Each line below containing the word "title" needs to be shown.

[Entries from a dataset of interfaces]
● ● ● ●

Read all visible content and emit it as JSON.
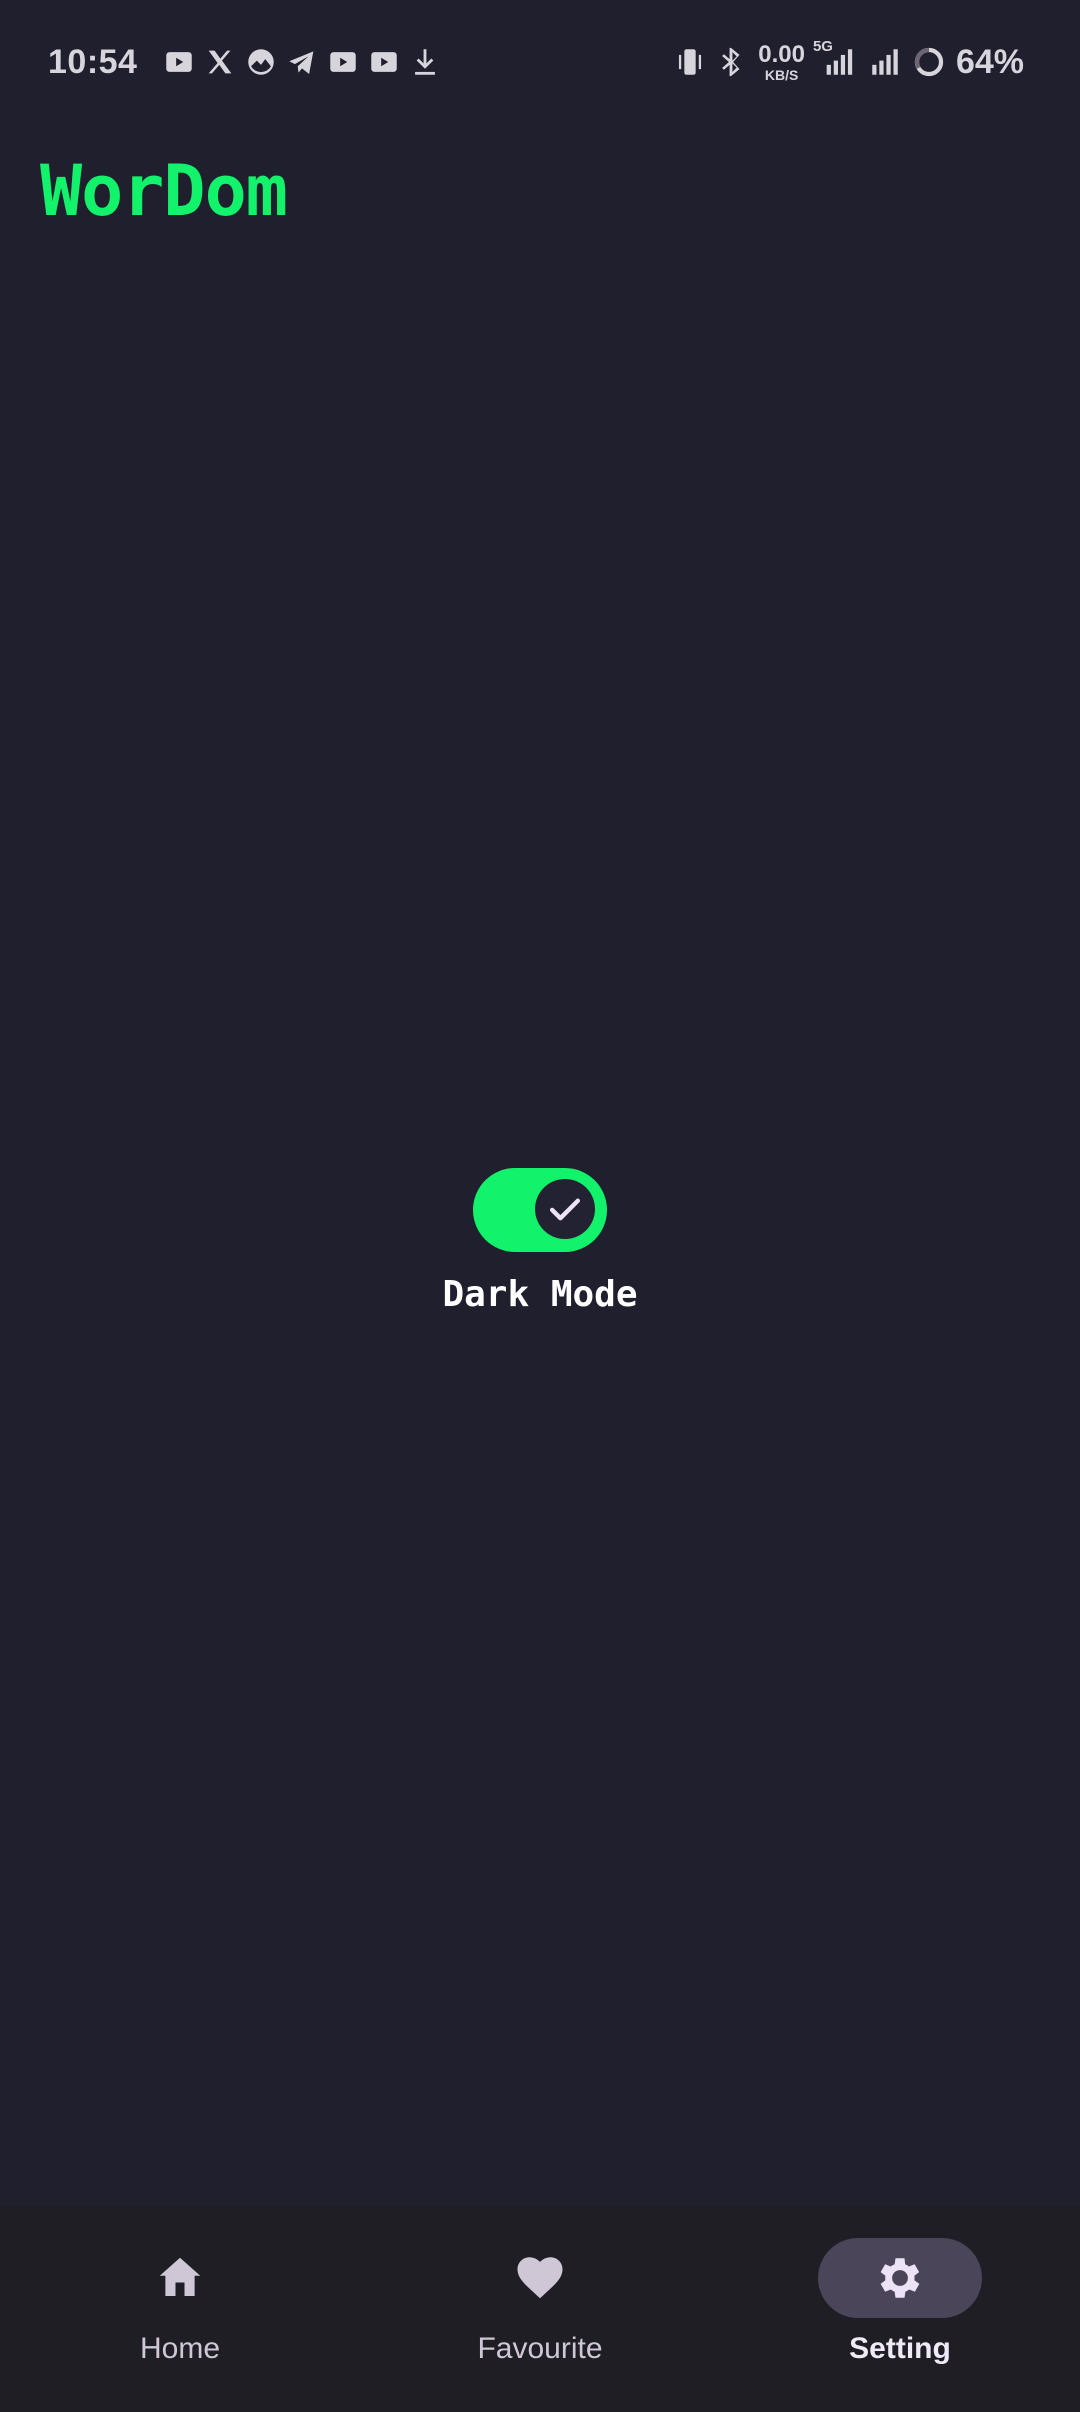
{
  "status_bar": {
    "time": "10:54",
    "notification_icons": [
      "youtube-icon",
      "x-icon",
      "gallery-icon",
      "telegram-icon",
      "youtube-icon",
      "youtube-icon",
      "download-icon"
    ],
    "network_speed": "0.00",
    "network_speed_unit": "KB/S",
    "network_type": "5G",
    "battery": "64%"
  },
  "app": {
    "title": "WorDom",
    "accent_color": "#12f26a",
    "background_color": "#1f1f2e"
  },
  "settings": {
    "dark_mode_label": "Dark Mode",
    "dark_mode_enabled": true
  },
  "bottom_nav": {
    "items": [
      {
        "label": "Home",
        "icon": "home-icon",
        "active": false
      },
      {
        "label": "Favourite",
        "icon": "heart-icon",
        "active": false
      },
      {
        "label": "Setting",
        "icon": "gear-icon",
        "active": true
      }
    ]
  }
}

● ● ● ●

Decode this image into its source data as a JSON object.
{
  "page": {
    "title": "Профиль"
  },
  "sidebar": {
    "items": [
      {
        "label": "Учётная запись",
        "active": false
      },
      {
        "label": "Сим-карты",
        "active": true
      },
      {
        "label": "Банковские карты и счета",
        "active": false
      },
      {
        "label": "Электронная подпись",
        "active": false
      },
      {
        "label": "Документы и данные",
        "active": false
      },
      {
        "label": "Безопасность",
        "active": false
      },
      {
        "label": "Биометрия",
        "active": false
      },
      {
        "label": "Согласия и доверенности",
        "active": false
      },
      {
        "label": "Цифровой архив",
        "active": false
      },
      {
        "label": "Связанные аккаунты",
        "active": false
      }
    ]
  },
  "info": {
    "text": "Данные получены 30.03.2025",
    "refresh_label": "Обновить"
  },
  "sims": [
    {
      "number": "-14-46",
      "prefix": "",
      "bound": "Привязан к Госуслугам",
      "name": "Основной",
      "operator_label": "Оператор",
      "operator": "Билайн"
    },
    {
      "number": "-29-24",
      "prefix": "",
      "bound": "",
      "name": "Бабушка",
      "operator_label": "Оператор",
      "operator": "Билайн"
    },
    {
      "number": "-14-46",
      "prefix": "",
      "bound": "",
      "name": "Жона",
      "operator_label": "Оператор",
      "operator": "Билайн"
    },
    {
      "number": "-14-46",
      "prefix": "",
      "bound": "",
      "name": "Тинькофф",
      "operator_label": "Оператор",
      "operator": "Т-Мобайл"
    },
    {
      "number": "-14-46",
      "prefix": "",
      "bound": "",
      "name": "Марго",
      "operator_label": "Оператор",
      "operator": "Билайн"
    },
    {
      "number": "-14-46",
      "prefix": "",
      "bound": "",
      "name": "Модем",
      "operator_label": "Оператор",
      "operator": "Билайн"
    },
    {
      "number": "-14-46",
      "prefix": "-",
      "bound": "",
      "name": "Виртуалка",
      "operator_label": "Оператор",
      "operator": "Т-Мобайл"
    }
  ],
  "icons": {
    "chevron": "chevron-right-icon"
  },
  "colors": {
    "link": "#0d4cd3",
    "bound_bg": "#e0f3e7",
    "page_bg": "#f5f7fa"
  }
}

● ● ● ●

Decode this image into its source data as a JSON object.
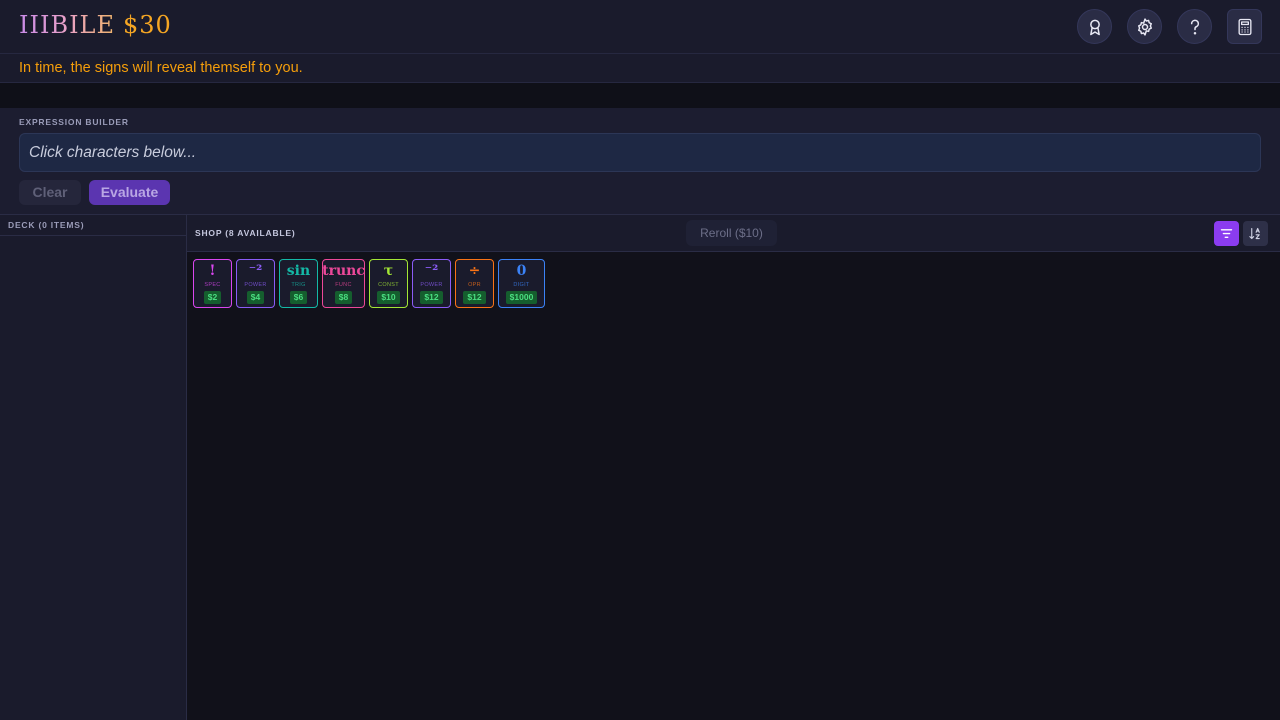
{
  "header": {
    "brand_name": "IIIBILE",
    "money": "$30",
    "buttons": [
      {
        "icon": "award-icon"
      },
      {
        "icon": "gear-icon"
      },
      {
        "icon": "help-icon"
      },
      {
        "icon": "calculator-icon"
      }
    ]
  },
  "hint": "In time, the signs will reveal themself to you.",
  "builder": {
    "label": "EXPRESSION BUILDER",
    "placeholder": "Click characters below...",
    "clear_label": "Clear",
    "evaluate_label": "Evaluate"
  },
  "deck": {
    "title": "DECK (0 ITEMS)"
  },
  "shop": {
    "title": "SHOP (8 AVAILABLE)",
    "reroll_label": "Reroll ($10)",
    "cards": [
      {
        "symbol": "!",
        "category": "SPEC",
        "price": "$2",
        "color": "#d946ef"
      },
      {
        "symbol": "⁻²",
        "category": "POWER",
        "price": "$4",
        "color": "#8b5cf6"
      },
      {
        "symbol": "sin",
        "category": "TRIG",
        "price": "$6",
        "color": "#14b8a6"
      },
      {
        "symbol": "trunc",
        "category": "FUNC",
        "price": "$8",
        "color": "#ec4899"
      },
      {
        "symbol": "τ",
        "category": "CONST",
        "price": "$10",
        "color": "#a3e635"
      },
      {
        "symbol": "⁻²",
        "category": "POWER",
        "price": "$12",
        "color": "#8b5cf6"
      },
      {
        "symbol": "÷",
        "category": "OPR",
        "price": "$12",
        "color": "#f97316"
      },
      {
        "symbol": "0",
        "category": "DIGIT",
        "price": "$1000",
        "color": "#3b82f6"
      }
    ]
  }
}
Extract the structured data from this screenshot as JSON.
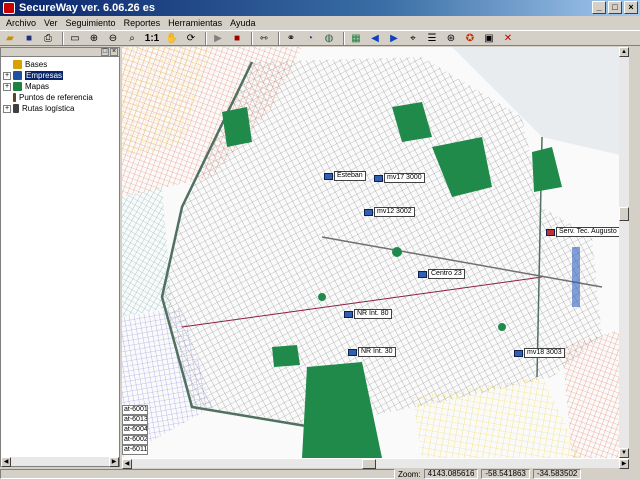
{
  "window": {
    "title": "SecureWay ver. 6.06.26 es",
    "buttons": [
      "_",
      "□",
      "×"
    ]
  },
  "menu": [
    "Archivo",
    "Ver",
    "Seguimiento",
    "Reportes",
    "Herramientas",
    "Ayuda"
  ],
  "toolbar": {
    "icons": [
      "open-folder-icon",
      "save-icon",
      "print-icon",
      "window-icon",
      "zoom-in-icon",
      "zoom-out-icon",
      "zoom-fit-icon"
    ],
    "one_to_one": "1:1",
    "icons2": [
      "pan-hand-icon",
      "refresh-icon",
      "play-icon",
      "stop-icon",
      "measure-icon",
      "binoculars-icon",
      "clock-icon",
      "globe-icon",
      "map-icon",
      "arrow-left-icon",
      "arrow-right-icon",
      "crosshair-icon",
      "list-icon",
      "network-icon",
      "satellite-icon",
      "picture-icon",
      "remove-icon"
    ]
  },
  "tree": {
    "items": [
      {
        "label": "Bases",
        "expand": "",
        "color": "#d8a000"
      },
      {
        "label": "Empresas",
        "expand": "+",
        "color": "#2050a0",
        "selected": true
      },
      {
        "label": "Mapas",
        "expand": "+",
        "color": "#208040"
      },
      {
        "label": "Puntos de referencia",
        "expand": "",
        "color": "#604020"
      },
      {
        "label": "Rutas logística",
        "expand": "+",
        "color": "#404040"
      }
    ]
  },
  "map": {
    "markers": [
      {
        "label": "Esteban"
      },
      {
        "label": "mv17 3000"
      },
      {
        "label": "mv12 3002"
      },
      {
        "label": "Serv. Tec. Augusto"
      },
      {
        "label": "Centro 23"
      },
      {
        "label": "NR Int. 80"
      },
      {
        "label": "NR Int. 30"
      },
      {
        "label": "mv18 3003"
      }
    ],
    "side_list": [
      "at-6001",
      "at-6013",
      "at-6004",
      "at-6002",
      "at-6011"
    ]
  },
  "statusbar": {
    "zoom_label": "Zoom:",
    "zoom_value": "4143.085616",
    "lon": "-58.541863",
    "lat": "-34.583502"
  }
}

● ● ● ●

▸ **Response to the task**:
    "title": "WorDom",
    "title": "Профиль"
    "title": "DECK (0 ITEMS)"
    "title": "SHOP (8 AVAILABLE)",
    "title": "SecureWay ver. 6.06.26 es",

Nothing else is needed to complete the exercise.